### EXERCISE DESCRIPTION
Repeat every entry exactly. Leave nothing out.

### WORKING DATA
::::::

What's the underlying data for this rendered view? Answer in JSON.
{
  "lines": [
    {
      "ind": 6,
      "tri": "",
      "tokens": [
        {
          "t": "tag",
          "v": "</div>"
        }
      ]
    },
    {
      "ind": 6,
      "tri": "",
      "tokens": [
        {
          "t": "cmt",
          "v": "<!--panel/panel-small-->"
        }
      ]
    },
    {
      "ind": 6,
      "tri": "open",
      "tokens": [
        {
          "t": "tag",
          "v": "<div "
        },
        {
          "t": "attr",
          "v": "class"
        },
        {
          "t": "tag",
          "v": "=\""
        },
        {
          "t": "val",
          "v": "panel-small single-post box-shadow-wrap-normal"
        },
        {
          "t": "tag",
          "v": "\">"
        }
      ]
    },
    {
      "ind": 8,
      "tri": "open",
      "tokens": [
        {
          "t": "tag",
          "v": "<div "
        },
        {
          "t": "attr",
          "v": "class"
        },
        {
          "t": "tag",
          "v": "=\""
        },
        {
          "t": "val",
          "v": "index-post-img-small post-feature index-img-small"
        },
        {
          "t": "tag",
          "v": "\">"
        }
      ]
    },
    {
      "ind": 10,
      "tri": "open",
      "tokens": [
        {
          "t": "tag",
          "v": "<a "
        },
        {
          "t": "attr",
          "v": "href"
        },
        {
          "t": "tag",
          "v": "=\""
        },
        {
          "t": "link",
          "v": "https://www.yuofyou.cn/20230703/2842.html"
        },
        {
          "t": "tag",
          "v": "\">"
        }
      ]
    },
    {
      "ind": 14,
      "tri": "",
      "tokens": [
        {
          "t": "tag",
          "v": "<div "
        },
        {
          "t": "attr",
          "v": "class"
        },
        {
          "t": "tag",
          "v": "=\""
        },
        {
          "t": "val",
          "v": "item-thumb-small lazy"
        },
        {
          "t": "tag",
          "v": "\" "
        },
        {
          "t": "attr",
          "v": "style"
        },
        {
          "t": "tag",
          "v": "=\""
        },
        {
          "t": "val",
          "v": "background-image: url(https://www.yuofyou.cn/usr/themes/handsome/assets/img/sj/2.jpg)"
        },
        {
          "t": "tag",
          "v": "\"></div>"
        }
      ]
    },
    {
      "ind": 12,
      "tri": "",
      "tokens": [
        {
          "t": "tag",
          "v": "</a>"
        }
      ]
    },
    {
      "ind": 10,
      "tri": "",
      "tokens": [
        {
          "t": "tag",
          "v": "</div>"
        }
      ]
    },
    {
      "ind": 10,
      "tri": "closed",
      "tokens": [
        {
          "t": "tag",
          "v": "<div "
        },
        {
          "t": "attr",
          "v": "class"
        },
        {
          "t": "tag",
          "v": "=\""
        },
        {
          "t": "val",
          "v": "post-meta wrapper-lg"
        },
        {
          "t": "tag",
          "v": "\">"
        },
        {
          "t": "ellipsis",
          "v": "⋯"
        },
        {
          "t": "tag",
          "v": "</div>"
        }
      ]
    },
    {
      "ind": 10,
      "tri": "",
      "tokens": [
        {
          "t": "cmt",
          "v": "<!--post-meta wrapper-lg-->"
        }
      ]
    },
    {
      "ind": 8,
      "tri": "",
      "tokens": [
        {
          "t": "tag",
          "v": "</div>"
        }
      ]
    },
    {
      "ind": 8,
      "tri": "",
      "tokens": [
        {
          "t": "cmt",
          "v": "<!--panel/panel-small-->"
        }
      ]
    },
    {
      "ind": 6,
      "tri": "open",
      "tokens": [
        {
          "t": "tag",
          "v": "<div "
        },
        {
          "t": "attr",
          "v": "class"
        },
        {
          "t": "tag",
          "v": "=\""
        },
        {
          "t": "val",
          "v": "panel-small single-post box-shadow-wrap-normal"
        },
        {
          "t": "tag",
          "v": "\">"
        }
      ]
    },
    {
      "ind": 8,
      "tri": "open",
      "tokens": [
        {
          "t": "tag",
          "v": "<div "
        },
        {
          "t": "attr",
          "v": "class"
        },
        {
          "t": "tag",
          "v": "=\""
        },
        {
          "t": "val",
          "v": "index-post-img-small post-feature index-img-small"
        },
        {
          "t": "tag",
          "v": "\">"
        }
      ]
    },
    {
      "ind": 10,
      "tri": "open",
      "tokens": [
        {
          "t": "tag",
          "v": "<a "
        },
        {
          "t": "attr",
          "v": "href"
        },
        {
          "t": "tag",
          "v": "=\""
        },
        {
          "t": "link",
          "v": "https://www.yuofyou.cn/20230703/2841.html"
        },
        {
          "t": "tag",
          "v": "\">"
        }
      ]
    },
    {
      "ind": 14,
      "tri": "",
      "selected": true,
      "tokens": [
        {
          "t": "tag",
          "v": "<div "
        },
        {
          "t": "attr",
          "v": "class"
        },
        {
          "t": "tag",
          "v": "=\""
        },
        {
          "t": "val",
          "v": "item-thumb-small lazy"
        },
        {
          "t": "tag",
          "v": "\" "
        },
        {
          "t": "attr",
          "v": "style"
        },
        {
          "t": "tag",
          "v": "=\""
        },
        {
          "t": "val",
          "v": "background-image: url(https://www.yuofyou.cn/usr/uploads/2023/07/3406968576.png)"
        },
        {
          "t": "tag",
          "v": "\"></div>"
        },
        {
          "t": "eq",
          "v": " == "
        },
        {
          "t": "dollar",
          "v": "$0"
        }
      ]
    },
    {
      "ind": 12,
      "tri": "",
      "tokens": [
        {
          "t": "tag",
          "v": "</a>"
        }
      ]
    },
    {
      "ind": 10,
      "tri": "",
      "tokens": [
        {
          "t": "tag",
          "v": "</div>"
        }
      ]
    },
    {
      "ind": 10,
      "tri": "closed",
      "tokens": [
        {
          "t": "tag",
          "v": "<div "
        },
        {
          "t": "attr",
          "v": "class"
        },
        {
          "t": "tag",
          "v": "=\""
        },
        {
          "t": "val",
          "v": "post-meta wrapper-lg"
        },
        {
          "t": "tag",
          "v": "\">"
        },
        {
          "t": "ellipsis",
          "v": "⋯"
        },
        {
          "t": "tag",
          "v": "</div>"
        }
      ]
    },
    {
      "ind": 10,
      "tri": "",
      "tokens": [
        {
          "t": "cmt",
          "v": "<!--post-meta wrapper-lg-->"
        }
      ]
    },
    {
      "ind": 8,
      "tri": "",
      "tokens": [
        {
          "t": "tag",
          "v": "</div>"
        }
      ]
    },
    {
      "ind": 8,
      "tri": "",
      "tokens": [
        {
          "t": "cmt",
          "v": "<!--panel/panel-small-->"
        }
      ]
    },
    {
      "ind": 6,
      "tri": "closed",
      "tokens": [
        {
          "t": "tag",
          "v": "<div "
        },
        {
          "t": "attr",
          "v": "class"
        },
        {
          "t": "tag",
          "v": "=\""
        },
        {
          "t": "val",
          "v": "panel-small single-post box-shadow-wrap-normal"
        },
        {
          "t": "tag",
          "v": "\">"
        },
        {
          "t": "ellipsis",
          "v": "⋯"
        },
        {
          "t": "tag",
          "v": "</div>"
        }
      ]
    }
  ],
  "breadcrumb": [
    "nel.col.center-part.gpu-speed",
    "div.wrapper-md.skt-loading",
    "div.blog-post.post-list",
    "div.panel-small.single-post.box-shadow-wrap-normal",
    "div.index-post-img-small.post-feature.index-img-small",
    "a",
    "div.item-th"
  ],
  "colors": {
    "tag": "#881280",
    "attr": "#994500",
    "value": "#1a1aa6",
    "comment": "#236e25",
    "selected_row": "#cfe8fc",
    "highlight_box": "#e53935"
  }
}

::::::

### ANSWER FOR THE TASK
What's the underlying data for this rendered view? Answer in JSON.
{
  "lines": [
    {
      "ind": 6,
      "tri": "",
      "tokens": [
        {
          "t": "tag",
          "v": "</div>"
        }
      ]
    },
    {
      "ind": 6,
      "tri": "",
      "tokens": [
        {
          "t": "cmt",
          "v": "<!--panel/panel-small-->"
        }
      ]
    },
    {
      "ind": 6,
      "tri": "open",
      "tokens": [
        {
          "t": "tag",
          "v": "<div "
        },
        {
          "t": "attr",
          "v": "class"
        },
        {
          "t": "tag",
          "v": "=\""
        },
        {
          "t": "val",
          "v": "panel-small single-post box-shadow-wrap-normal"
        },
        {
          "t": "tag",
          "v": "\">"
        }
      ]
    },
    {
      "ind": 8,
      "tri": "open",
      "tokens": [
        {
          "t": "tag",
          "v": "<div "
        },
        {
          "t": "attr",
          "v": "class"
        },
        {
          "t": "tag",
          "v": "=\""
        },
        {
          "t": "val",
          "v": "index-post-img-small post-feature index-img-small"
        },
        {
          "t": "tag",
          "v": "\">"
        }
      ]
    },
    {
      "ind": 10,
      "tri": "open",
      "tokens": [
        {
          "t": "tag",
          "v": "<a "
        },
        {
          "t": "attr",
          "v": "href"
        },
        {
          "t": "tag",
          "v": "=\""
        },
        {
          "t": "link",
          "v": "https://www.yuofyou.cn/20230703/2842.html"
        },
        {
          "t": "tag",
          "v": "\">"
        }
      ]
    },
    {
      "ind": 14,
      "tri": "",
      "tokens": [
        {
          "t": "tag",
          "v": "<div "
        },
        {
          "t": "attr",
          "v": "class"
        },
        {
          "t": "tag",
          "v": "=\""
        },
        {
          "t": "val",
          "v": "item-thumb-small lazy"
        },
        {
          "t": "tag",
          "v": "\" "
        },
        {
          "t": "attr",
          "v": "style"
        },
        {
          "t": "tag",
          "v": "=\""
        },
        {
          "t": "val",
          "v": "background-image: url(https://www.yuofyou.cn/usr/themes/handsome/assets/img/sj/2.jpg)"
        },
        {
          "t": "tag",
          "v": "\"></div>"
        }
      ]
    },
    {
      "ind": 12,
      "tri": "",
      "tokens": [
        {
          "t": "tag",
          "v": "</a>"
        }
      ]
    },
    {
      "ind": 10,
      "tri": "",
      "tokens": [
        {
          "t": "tag",
          "v": "</div>"
        }
      ]
    },
    {
      "ind": 10,
      "tri": "closed",
      "tokens": [
        {
          "t": "tag",
          "v": "<div "
        },
        {
          "t": "attr",
          "v": "class"
        },
        {
          "t": "tag",
          "v": "=\""
        },
        {
          "t": "val",
          "v": "post-meta wrapper-lg"
        },
        {
          "t": "tag",
          "v": "\">"
        },
        {
          "t": "ellipsis",
          "v": "⋯"
        },
        {
          "t": "tag",
          "v": "</div>"
        }
      ]
    },
    {
      "ind": 10,
      "tri": "",
      "tokens": [
        {
          "t": "cmt",
          "v": "<!--post-meta wrapper-lg-->"
        }
      ]
    },
    {
      "ind": 8,
      "tri": "",
      "tokens": [
        {
          "t": "tag",
          "v": "</div>"
        }
      ]
    },
    {
      "ind": 8,
      "tri": "",
      "tokens": [
        {
          "t": "cmt",
          "v": "<!--panel/panel-small-->"
        }
      ]
    },
    {
      "ind": 6,
      "tri": "open",
      "tokens": [
        {
          "t": "tag",
          "v": "<div "
        },
        {
          "t": "attr",
          "v": "class"
        },
        {
          "t": "tag",
          "v": "=\""
        },
        {
          "t": "val",
          "v": "panel-small single-post box-shadow-wrap-normal"
        },
        {
          "t": "tag",
          "v": "\">"
        }
      ]
    },
    {
      "ind": 8,
      "tri": "open",
      "tokens": [
        {
          "t": "tag",
          "v": "<div "
        },
        {
          "t": "attr",
          "v": "class"
        },
        {
          "t": "tag",
          "v": "=\""
        },
        {
          "t": "val",
          "v": "index-post-img-small post-feature index-img-small"
        },
        {
          "t": "tag",
          "v": "\">"
        }
      ]
    },
    {
      "ind": 10,
      "tri": "open",
      "tokens": [
        {
          "t": "tag",
          "v": "<a "
        },
        {
          "t": "attr",
          "v": "href"
        },
        {
          "t": "tag",
          "v": "=\""
        },
        {
          "t": "link",
          "v": "https://www.yuofyou.cn/20230703/2841.html"
        },
        {
          "t": "tag",
          "v": "\">"
        }
      ]
    },
    {
      "ind": 14,
      "tri": "",
      "selected": true,
      "tokens": [
        {
          "t": "tag",
          "v": "<div "
        },
        {
          "t": "attr",
          "v": "class"
        },
        {
          "t": "tag",
          "v": "=\""
        },
        {
          "t": "val",
          "v": "item-thumb-small lazy"
        },
        {
          "t": "tag",
          "v": "\" "
        },
        {
          "t": "attr",
          "v": "style"
        },
        {
          "t": "tag",
          "v": "=\""
        },
        {
          "t": "val",
          "v": "background-image: url(https://www.yuofyou.cn/usr/uploads/2023/07/3406968576.png)"
        },
        {
          "t": "tag",
          "v": "\"></div>"
        },
        {
          "t": "eq",
          "v": " == "
        },
        {
          "t": "dollar",
          "v": "$0"
        }
      ]
    },
    {
      "ind": 12,
      "tri": "",
      "tokens": [
        {
          "t": "tag",
          "v": "</a>"
        }
      ]
    },
    {
      "ind": 10,
      "tri": "",
      "tokens": [
        {
          "t": "tag",
          "v": "</div>"
        }
      ]
    },
    {
      "ind": 10,
      "tri": "closed",
      "tokens": [
        {
          "t": "tag",
          "v": "<div "
        },
        {
          "t": "attr",
          "v": "class"
        },
        {
          "t": "tag",
          "v": "=\""
        },
        {
          "t": "val",
          "v": "post-meta wrapper-lg"
        },
        {
          "t": "tag",
          "v": "\">"
        },
        {
          "t": "ellipsis",
          "v": "⋯"
        },
        {
          "t": "tag",
          "v": "</div>"
        }
      ]
    },
    {
      "ind": 10,
      "tri": "",
      "tokens": [
        {
          "t": "cmt",
          "v": "<!--post-meta wrapper-lg-->"
        }
      ]
    },
    {
      "ind": 8,
      "tri": "",
      "tokens": [
        {
          "t": "tag",
          "v": "</div>"
        }
      ]
    },
    {
      "ind": 8,
      "tri": "",
      "tokens": [
        {
          "t": "cmt",
          "v": "<!--panel/panel-small-->"
        }
      ]
    },
    {
      "ind": 6,
      "tri": "closed",
      "tokens": [
        {
          "t": "tag",
          "v": "<div "
        },
        {
          "t": "attr",
          "v": "class"
        },
        {
          "t": "tag",
          "v": "=\""
        },
        {
          "t": "val",
          "v": "panel-small single-post box-shadow-wrap-normal"
        },
        {
          "t": "tag",
          "v": "\">"
        },
        {
          "t": "ellipsis",
          "v": "⋯"
        },
        {
          "t": "tag",
          "v": "</div>"
        }
      ]
    }
  ],
  "breadcrumb": [
    "nel.col.center-part.gpu-speed",
    "div.wrapper-md.skt-loading",
    "div.blog-post.post-list",
    "div.panel-small.single-post.box-shadow-wrap-normal",
    "div.index-post-img-small.post-feature.index-img-small",
    "a",
    "div.item-th"
  ],
  "colors": {
    "tag": "#881280",
    "attr": "#994500",
    "value": "#1a1aa6",
    "comment": "#236e25",
    "selected_row": "#cfe8fc",
    "highlight_box": "#e53935"
  }
}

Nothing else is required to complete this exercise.